## Task material

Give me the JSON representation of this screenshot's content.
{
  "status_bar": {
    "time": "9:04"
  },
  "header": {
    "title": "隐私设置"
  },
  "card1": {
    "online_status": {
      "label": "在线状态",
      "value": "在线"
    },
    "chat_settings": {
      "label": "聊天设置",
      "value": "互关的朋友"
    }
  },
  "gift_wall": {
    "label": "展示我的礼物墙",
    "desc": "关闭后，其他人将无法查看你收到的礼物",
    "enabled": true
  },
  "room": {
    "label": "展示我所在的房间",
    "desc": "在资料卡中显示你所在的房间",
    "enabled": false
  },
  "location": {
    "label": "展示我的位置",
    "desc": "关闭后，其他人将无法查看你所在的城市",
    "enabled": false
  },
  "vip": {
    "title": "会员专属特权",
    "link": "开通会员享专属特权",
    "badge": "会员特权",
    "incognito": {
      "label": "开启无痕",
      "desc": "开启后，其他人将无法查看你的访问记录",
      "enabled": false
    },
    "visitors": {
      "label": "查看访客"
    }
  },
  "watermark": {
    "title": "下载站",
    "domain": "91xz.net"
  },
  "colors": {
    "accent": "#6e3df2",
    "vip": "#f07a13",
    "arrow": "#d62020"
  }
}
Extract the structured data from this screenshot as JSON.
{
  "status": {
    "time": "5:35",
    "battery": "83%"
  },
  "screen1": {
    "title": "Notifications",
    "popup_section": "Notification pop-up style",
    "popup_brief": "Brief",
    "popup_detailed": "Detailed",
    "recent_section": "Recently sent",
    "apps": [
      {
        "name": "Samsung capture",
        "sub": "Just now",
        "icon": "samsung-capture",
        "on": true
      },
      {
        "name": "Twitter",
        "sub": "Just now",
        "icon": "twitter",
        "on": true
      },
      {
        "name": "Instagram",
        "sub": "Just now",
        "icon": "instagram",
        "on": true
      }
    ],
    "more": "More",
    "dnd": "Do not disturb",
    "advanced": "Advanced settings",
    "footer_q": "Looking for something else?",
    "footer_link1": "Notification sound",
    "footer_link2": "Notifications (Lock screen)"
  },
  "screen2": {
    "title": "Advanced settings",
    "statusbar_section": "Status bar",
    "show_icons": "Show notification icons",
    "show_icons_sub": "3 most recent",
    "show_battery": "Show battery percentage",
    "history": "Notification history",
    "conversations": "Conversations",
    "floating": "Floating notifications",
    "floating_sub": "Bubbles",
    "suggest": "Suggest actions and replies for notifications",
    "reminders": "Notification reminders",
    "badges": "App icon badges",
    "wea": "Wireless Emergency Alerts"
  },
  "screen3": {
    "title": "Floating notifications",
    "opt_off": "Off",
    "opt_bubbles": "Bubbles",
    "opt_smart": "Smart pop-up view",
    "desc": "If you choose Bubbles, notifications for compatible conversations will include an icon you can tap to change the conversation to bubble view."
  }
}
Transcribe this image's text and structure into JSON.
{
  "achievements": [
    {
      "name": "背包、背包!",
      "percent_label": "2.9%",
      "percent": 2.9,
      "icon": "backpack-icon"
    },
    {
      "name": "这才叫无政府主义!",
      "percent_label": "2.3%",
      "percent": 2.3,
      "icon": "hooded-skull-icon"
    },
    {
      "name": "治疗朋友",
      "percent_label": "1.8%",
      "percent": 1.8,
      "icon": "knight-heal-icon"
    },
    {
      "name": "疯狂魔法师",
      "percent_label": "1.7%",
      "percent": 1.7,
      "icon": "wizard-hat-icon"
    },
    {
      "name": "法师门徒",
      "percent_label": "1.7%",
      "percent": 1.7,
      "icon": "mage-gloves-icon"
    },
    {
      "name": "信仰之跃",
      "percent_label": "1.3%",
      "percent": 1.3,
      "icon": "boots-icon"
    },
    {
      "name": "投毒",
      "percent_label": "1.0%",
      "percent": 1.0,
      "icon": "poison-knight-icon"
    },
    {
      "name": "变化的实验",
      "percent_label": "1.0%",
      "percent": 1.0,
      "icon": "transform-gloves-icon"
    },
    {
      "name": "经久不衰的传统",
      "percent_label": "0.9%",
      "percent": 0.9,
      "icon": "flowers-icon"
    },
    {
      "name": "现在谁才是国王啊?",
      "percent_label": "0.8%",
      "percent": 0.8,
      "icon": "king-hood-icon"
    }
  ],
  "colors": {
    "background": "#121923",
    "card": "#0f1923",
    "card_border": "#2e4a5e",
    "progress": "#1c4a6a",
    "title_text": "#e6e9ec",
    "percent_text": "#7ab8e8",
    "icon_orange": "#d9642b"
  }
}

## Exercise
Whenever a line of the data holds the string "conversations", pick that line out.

## Completed exercise
    "conversations": "Conversations",
    "desc": "If you choose Bubbles, notifications for compatible conversations will include an icon you can tap to change the conversation to bubble view."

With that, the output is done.